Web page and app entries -
== Segment start ==

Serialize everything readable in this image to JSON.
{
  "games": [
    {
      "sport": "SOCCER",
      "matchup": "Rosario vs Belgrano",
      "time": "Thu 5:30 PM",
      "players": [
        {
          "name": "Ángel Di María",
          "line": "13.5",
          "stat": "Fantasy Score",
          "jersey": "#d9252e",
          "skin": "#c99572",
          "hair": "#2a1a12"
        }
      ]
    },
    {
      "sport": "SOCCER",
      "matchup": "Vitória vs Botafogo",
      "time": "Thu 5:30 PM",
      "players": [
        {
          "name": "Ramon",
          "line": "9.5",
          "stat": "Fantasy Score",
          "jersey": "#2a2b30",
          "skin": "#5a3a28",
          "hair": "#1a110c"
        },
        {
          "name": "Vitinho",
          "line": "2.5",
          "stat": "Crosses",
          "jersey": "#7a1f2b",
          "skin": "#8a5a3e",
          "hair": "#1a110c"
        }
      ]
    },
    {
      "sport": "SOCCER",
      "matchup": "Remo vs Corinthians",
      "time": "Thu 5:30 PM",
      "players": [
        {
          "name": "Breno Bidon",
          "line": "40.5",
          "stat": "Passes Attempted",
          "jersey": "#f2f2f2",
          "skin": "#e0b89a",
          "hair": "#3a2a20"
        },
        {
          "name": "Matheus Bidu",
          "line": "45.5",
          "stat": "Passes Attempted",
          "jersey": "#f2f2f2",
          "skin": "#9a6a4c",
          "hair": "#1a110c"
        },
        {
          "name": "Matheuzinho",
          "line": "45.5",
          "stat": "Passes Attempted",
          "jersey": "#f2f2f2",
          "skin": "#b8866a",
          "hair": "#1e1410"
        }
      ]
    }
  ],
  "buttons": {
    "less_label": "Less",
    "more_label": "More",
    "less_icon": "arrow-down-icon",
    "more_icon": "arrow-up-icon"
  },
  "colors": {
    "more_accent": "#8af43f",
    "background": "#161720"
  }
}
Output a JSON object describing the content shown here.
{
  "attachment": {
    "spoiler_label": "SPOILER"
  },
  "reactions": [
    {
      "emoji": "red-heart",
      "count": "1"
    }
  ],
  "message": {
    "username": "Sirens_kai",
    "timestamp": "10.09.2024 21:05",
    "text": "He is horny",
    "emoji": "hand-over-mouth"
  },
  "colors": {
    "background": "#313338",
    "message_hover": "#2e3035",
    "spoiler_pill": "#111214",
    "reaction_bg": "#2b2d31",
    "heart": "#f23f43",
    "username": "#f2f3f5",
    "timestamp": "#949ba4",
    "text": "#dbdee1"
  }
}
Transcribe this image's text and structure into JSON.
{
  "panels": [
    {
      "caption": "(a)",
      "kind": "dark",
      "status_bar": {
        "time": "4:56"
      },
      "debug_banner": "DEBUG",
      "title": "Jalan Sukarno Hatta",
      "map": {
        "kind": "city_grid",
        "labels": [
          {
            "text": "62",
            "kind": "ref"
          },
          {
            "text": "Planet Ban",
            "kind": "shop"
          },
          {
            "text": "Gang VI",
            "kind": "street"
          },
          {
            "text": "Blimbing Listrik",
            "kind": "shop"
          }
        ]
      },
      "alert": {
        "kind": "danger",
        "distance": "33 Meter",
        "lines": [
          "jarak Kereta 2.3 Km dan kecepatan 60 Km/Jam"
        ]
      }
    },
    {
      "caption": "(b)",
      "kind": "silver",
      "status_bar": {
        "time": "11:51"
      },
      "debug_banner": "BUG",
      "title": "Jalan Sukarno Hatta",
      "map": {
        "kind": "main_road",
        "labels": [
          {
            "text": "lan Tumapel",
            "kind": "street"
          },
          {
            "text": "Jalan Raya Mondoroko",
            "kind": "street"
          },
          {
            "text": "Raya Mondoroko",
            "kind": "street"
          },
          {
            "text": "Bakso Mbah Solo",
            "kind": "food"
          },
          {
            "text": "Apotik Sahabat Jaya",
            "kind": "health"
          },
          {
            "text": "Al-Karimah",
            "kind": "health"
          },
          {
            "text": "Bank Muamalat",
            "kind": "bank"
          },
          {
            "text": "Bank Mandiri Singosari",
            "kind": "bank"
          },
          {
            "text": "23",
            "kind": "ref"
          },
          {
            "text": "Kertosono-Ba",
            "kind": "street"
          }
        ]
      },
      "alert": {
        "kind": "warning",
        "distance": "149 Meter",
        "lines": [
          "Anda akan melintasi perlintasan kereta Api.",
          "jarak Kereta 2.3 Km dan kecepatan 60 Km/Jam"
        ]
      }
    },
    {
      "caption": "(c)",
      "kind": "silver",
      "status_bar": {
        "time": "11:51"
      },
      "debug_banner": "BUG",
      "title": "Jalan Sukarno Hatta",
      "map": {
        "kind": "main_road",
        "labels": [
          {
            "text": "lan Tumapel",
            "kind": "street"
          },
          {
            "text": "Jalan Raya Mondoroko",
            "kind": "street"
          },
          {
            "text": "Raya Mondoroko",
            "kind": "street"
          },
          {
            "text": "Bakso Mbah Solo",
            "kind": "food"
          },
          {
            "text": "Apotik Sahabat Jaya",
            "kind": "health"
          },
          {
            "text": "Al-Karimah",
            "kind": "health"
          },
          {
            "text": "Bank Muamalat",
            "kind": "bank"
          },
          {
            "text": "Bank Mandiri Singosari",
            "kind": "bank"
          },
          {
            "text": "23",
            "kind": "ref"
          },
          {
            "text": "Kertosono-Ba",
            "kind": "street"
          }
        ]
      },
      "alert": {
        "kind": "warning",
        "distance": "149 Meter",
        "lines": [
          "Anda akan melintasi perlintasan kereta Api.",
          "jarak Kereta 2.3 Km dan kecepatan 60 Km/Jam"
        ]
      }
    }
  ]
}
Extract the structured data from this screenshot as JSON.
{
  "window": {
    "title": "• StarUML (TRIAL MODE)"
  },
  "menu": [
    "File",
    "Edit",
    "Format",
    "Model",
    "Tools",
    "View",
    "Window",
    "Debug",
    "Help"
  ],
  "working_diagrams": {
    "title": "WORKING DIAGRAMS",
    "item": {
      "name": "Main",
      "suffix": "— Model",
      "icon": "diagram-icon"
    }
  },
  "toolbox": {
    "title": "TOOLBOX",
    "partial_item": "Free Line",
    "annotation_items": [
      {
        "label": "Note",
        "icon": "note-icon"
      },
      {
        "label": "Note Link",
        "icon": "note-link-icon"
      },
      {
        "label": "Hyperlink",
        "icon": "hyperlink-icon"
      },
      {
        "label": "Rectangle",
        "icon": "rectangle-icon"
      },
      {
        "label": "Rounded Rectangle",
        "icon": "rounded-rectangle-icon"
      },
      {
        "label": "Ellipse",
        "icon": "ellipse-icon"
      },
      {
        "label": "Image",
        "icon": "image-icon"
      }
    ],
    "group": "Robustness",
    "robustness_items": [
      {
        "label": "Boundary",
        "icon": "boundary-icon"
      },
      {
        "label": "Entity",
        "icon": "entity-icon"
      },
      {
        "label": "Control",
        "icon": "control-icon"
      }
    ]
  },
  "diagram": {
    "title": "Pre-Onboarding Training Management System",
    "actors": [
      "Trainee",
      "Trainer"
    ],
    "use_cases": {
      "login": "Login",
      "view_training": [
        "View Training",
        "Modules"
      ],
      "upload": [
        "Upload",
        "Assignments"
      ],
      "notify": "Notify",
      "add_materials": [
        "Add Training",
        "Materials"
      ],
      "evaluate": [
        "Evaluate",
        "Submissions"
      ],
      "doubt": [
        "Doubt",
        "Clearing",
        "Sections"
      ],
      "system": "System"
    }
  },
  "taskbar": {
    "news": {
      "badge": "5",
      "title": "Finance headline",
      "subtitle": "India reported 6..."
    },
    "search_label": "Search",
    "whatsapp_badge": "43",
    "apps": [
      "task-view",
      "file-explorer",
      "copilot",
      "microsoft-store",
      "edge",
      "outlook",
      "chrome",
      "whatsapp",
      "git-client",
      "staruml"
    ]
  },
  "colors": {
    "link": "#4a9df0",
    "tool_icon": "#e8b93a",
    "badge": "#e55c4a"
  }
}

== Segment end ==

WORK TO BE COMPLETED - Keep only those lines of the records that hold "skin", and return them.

COMPLETED EXERCISE -
          "skin": "#c99572",
          "skin": "#5a3a28",
          "skin": "#8a5a3e",
          "skin": "#e0b89a",
          "skin": "#9a6a4c",
          "skin": "#b8866a",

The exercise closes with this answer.